- Opening Delimiter -

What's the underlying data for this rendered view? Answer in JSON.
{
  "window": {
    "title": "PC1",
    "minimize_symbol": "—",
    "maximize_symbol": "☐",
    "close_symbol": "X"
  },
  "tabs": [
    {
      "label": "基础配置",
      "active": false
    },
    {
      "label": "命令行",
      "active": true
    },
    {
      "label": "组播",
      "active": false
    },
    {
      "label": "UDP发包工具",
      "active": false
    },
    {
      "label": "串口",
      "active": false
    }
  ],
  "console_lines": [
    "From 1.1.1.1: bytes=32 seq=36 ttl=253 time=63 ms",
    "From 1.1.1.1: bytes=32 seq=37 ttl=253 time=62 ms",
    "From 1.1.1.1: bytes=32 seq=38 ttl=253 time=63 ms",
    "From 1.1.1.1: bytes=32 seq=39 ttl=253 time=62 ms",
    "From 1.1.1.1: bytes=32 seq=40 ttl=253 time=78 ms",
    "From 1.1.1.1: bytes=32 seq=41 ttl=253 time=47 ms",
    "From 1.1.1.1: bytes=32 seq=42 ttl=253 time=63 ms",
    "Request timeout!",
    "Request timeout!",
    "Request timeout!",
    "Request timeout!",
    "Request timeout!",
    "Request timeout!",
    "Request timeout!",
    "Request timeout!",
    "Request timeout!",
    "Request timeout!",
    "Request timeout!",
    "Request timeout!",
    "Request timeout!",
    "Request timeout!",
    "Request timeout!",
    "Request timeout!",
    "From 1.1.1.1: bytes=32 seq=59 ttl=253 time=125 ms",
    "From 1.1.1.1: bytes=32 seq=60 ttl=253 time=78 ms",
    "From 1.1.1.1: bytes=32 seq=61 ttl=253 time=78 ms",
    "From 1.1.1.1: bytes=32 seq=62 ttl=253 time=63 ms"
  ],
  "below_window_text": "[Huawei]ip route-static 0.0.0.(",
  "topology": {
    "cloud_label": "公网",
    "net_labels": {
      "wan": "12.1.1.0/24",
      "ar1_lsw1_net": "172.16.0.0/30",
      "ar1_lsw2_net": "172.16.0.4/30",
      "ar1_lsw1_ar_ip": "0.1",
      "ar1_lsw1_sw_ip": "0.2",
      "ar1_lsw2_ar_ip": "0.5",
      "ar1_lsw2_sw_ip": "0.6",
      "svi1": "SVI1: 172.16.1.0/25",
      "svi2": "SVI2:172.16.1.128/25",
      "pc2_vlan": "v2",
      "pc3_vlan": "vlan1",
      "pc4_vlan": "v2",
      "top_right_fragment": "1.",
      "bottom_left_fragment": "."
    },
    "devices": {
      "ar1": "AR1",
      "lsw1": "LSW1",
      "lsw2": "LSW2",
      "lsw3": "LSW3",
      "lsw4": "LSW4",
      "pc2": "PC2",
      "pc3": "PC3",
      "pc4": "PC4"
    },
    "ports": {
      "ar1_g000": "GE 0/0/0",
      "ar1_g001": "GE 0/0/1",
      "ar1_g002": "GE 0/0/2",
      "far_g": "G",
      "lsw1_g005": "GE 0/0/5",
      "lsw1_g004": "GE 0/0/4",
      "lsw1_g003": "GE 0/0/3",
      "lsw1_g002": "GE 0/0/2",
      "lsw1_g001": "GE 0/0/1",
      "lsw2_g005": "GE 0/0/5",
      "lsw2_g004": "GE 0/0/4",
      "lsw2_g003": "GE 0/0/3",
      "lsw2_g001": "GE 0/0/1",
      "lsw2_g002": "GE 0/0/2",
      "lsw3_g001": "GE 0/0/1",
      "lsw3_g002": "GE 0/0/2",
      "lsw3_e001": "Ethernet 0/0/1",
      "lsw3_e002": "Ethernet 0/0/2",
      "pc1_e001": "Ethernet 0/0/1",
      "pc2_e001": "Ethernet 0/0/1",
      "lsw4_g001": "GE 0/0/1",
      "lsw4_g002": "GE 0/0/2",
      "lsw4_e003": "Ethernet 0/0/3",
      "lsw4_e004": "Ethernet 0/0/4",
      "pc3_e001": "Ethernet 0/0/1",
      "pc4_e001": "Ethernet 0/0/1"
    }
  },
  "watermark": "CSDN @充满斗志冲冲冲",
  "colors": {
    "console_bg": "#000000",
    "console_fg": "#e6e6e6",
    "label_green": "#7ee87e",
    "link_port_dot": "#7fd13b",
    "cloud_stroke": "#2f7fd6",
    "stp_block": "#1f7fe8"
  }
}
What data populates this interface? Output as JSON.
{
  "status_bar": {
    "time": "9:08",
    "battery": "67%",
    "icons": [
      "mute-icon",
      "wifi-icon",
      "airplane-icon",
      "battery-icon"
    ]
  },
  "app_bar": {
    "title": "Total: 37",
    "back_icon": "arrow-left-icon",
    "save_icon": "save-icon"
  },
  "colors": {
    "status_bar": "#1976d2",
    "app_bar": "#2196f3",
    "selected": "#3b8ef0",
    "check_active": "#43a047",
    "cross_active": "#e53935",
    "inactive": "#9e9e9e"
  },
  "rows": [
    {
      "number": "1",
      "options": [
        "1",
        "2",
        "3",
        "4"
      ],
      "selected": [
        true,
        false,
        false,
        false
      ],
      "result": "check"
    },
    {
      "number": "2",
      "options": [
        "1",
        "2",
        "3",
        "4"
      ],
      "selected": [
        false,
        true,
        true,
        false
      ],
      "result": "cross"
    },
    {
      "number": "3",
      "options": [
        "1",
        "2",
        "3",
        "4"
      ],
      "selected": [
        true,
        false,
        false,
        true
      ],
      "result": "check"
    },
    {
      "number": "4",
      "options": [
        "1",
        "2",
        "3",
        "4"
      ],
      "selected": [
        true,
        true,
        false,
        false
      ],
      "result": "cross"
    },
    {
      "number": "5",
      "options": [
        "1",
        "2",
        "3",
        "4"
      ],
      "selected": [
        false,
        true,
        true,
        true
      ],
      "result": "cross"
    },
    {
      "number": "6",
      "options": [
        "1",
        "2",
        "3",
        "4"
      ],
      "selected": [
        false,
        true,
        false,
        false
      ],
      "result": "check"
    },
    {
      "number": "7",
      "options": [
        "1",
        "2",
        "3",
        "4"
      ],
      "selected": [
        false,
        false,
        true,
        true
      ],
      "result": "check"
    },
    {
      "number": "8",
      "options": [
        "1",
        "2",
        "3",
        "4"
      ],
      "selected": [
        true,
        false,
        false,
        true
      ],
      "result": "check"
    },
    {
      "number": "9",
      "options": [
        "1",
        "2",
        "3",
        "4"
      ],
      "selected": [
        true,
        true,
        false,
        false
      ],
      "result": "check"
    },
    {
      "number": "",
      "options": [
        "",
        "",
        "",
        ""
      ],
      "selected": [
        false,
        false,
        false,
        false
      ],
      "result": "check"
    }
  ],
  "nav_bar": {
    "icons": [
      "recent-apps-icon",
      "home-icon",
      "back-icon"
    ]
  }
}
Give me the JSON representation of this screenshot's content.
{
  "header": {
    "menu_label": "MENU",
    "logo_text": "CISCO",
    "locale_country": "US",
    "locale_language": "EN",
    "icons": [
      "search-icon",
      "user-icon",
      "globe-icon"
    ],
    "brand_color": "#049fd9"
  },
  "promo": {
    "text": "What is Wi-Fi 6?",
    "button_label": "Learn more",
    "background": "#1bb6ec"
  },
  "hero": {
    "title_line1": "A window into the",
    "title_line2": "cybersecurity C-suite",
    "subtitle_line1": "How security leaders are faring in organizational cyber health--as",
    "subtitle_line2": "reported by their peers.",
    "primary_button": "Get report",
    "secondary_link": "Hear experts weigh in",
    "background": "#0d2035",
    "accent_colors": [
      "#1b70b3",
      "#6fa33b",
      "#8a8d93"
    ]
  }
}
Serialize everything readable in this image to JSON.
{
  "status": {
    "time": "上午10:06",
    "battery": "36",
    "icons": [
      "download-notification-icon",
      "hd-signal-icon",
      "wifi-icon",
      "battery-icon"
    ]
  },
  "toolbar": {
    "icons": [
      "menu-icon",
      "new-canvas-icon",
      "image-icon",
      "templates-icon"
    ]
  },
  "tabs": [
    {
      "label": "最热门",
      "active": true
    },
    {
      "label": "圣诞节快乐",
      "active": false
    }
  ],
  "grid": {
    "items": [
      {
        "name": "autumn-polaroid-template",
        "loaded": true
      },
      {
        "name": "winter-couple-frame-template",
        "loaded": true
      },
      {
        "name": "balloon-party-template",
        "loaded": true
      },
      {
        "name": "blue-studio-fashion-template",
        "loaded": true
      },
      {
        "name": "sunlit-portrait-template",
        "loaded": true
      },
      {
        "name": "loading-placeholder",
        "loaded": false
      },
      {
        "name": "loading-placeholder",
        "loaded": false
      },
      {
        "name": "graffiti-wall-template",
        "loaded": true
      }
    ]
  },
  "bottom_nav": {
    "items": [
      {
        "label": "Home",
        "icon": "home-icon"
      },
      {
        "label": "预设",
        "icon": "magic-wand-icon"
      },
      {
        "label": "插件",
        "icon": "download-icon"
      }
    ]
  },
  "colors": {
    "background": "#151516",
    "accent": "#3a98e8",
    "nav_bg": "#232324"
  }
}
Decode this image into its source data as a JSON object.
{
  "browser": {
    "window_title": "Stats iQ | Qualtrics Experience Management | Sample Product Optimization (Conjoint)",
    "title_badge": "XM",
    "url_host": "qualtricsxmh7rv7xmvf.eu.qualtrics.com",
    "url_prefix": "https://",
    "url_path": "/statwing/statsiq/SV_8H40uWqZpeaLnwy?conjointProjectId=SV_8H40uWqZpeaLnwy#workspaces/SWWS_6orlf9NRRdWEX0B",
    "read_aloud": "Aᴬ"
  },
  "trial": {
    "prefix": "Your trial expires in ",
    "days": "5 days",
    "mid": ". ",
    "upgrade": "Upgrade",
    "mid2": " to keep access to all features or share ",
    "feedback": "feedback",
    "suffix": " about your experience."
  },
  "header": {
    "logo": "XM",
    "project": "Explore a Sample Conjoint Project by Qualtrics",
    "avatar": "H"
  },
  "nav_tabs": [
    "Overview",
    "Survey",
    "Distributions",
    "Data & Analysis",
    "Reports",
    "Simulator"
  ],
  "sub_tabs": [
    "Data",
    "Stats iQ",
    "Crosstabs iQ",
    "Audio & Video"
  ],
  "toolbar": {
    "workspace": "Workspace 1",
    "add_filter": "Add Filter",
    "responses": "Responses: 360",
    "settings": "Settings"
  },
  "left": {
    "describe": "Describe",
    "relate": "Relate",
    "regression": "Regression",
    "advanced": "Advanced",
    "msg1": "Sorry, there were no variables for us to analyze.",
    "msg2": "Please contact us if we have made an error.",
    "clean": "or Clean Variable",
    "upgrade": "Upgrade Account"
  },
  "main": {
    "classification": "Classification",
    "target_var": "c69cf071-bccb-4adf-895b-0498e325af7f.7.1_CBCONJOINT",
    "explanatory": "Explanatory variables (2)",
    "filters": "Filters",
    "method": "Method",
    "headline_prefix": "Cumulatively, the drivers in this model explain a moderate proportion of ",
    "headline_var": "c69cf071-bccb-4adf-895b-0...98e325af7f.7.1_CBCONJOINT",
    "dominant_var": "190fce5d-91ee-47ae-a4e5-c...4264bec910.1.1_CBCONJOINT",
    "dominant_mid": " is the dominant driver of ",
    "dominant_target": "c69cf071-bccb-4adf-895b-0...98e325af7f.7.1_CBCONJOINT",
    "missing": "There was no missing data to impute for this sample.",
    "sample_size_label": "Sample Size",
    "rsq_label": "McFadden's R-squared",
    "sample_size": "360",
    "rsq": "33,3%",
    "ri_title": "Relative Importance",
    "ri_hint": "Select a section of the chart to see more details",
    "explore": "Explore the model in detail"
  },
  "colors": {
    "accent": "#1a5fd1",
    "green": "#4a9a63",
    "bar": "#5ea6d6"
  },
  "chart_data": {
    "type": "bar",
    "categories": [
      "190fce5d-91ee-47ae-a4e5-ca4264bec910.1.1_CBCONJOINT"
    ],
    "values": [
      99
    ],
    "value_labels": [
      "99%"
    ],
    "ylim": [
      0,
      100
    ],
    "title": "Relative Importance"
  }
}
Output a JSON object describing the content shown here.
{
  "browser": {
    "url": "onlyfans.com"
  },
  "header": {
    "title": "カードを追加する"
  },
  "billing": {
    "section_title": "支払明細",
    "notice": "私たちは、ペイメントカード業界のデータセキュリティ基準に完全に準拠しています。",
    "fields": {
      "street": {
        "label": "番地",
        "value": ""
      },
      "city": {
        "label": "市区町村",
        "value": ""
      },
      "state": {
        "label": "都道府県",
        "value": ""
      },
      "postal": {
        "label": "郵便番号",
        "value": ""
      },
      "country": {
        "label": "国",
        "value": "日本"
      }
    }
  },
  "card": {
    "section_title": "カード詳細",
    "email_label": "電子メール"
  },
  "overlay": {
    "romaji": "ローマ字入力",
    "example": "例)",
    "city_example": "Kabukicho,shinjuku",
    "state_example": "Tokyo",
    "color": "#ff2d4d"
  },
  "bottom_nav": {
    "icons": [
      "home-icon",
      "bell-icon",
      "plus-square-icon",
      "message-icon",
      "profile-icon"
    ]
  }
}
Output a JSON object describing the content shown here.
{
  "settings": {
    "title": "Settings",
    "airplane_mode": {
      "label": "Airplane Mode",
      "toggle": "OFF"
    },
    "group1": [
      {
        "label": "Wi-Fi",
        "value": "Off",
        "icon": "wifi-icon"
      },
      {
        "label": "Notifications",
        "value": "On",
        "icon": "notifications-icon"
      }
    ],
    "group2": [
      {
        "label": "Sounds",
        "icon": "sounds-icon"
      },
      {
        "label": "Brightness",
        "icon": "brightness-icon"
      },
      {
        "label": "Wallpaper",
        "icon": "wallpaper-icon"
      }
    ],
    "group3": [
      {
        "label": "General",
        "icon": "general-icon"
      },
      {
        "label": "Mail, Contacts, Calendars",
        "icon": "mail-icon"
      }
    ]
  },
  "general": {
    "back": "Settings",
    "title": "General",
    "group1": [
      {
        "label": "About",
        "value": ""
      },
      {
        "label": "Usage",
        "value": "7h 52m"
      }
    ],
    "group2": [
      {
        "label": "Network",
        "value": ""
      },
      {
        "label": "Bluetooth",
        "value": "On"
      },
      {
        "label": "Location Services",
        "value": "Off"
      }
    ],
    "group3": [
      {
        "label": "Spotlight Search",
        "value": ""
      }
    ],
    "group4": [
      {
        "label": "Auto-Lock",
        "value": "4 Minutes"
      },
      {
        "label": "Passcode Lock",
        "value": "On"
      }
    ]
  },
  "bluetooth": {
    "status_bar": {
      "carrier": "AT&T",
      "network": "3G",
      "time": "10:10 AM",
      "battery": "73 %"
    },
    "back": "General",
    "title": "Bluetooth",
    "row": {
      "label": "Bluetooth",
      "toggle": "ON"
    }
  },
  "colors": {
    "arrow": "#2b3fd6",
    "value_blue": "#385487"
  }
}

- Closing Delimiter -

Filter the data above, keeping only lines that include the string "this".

SOLVED PROBLEM -
What's the underlying data for this rendered view? Answer in JSON.
What data populates this interface? Output as JSON.
Give me the JSON representation of this screenshot's content.
Serialize everything readable in this image to JSON.
Decode this image into its source data as a JSON object.
    "headline_prefix": "Cumulatively, the drivers in this model explain a moderate proportion of ",
    "missing": "There was no missing data to impute for this sample.",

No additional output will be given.